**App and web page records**

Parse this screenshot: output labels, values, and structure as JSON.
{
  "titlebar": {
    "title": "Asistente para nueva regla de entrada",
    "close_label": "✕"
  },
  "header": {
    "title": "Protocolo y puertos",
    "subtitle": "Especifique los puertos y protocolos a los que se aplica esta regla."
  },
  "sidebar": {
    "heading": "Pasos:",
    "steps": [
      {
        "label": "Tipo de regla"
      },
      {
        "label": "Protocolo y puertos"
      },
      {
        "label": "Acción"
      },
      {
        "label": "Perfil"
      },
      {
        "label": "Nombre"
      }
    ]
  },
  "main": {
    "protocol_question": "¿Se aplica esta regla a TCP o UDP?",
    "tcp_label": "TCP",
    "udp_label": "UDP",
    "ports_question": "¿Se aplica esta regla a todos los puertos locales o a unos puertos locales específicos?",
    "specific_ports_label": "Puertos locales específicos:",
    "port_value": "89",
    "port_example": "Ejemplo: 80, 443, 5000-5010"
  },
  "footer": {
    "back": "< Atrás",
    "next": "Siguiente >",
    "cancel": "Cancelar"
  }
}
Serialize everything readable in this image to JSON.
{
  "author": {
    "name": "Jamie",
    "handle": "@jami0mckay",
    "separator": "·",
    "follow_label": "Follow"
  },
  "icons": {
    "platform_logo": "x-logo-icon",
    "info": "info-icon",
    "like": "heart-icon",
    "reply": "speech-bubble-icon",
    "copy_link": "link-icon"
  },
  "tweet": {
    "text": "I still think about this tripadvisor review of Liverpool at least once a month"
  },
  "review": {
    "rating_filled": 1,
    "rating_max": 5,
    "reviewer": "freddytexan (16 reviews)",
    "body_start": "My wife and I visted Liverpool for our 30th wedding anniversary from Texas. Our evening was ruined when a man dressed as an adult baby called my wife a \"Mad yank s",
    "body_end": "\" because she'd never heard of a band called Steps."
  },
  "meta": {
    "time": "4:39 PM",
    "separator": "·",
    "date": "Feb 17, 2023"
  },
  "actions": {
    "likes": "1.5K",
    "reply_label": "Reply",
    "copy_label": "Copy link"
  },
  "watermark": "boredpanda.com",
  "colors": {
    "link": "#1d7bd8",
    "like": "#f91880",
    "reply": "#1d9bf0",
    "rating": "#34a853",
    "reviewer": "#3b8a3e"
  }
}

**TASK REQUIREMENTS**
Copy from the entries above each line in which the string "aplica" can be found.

**ANSWER SPACE**
    "subtitle": "Especifique los puertos y protocolos a los que se aplica esta regla."
    "protocol_question": "¿Se aplica esta regla a TCP o UDP?",
    "ports_question": "¿Se aplica esta regla a todos los puertos locales o a unos puertos locales específicos?",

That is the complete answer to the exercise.